Assignment — Repeat each entry in full, exactly.

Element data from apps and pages
□ □ □ □ □

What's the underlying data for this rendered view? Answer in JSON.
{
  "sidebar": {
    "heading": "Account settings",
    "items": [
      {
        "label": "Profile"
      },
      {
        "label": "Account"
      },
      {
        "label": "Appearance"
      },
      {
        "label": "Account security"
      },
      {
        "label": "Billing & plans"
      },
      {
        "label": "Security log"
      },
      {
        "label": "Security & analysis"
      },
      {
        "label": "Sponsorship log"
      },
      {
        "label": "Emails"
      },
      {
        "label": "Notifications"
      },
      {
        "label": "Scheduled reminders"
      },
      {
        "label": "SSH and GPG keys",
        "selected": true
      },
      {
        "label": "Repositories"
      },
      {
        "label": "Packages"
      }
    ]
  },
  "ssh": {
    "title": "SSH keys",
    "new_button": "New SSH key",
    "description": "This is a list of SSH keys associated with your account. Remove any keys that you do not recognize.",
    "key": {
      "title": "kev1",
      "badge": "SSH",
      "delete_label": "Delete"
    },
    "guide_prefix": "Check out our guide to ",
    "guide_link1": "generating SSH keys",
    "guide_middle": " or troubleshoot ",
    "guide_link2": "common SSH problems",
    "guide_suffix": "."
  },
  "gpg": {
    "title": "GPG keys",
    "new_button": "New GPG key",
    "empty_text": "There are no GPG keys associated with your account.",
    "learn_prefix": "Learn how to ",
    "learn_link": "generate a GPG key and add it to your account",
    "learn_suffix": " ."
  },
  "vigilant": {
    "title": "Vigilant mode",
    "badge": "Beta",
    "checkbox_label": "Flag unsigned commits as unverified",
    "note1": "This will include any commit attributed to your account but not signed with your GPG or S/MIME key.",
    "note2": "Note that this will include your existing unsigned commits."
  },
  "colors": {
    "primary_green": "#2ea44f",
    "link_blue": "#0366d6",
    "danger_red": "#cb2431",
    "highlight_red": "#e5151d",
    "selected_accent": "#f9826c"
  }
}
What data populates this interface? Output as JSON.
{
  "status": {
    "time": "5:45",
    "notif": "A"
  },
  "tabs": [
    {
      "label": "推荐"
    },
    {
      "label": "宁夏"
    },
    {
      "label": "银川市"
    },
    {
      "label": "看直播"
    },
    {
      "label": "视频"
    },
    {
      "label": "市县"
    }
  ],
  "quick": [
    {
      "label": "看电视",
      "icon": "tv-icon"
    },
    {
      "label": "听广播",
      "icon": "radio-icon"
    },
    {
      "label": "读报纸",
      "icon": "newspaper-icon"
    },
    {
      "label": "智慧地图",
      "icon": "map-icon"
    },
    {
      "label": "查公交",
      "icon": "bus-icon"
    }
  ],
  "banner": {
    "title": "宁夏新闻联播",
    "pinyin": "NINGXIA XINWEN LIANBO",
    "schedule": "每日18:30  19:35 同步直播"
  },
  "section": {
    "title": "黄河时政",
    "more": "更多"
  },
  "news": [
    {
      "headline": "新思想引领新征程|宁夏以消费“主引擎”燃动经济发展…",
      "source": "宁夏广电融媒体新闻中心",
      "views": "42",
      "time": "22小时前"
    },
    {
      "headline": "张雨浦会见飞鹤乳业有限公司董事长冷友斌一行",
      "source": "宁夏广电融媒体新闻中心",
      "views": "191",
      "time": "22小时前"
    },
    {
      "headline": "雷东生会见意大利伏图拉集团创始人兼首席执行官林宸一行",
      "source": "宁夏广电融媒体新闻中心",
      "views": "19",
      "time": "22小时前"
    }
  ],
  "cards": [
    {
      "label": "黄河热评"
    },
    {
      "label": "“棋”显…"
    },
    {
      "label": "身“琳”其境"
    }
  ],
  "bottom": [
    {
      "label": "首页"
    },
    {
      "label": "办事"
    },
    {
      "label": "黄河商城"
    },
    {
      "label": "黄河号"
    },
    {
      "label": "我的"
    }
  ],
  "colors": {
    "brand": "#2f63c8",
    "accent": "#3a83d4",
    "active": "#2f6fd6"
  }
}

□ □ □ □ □

Exercise answer —
What's the underlying data for this rendered view? Answer in JSON.
{
  "sidebar": {
    "heading": "Account settings",
    "items": [
      {
        "label": "Profile"
      },
      {
        "label": "Account"
      },
      {
        "label": "Appearance"
      },
      {
        "label": "Account security"
      },
      {
        "label": "Billing & plans"
      },
      {
        "label": "Security log"
      },
      {
        "label": "Security & analysis"
      },
      {
        "label": "Sponsorship log"
      },
      {
        "label": "Emails"
      },
      {
        "label": "Notifications"
      },
      {
        "label": "Scheduled reminders"
      },
      {
        "label": "SSH and GPG keys",
        "selected": true
      },
      {
        "label": "Repositories"
      },
      {
        "label": "Packages"
      }
    ]
  },
  "ssh": {
    "title": "SSH keys",
    "new_button": "New SSH key",
    "description": "This is a list of SSH keys associated with your account. Remove any keys that you do not recognize.",
    "key": {
      "title": "kev1",
      "badge": "SSH",
      "delete_label": "Delete"
    },
    "guide_prefix": "Check out our guide to ",
    "guide_link1": "generating SSH keys",
    "guide_middle": " or troubleshoot ",
    "guide_link2": "common SSH problems",
    "guide_suffix": "."
  },
  "gpg": {
    "title": "GPG keys",
    "new_button": "New GPG key",
    "empty_text": "There are no GPG keys associated with your account.",
    "learn_prefix": "Learn how to ",
    "learn_link": "generate a GPG key and add it to your account",
    "learn_suffix": " ."
  },
  "vigilant": {
    "title": "Vigilant mode",
    "badge": "Beta",
    "checkbox_label": "Flag unsigned commits as unverified",
    "note1": "This will include any commit attributed to your account but not signed with your GPG or S/MIME key.",
    "note2": "Note that this will include your existing unsigned commits."
  },
  "colors": {
    "primary_green": "#2ea44f",
    "link_blue": "#0366d6",
    "danger_red": "#cb2431",
    "highlight_red": "#e5151d",
    "selected_accent": "#f9826c"
  }
}
What data populates this interface? Output as JSON.
{
  "status": {
    "time": "5:45",
    "notif": "A"
  },
  "tabs": [
    {
      "label": "推荐"
    },
    {
      "label": "宁夏"
    },
    {
      "label": "银川市"
    },
    {
      "label": "看直播"
    },
    {
      "label": "视频"
    },
    {
      "label": "市县"
    }
  ],
  "quick": [
    {
      "label": "看电视",
      "icon": "tv-icon"
    },
    {
      "label": "听广播",
      "icon": "radio-icon"
    },
    {
      "label": "读报纸",
      "icon": "newspaper-icon"
    },
    {
      "label": "智慧地图",
      "icon": "map-icon"
    },
    {
      "label": "查公交",
      "icon": "bus-icon"
    }
  ],
  "banner": {
    "title": "宁夏新闻联播",
    "pinyin": "NINGXIA XINWEN LIANBO",
    "schedule": "每日18:30  19:35 同步直播"
  },
  "section": {
    "title": "黄河时政",
    "more": "更多"
  },
  "news": [
    {
      "headline": "新思想引领新征程|宁夏以消费“主引擎”燃动经济发展…",
      "source": "宁夏广电融媒体新闻中心",
      "views": "42",
      "time": "22小时前"
    },
    {
      "headline": "张雨浦会见飞鹤乳业有限公司董事长冷友斌一行",
      "source": "宁夏广电融媒体新闻中心",
      "views": "191",
      "time": "22小时前"
    },
    {
      "headline": "雷东生会见意大利伏图拉集团创始人兼首席执行官林宸一行",
      "source": "宁夏广电融媒体新闻中心",
      "views": "19",
      "time": "22小时前"
    }
  ],
  "cards": [
    {
      "label": "黄河热评"
    },
    {
      "label": "“棋”显…"
    },
    {
      "label": "身“琳”其境"
    }
  ],
  "bottom": [
    {
      "label": "首页"
    },
    {
      "label": "办事"
    },
    {
      "label": "黄河商城"
    },
    {
      "label": "黄河号"
    },
    {
      "label": "我的"
    }
  ],
  "colors": {
    "brand": "#2f63c8",
    "accent": "#3a83d4",
    "active": "#2f6fd6"
  }
}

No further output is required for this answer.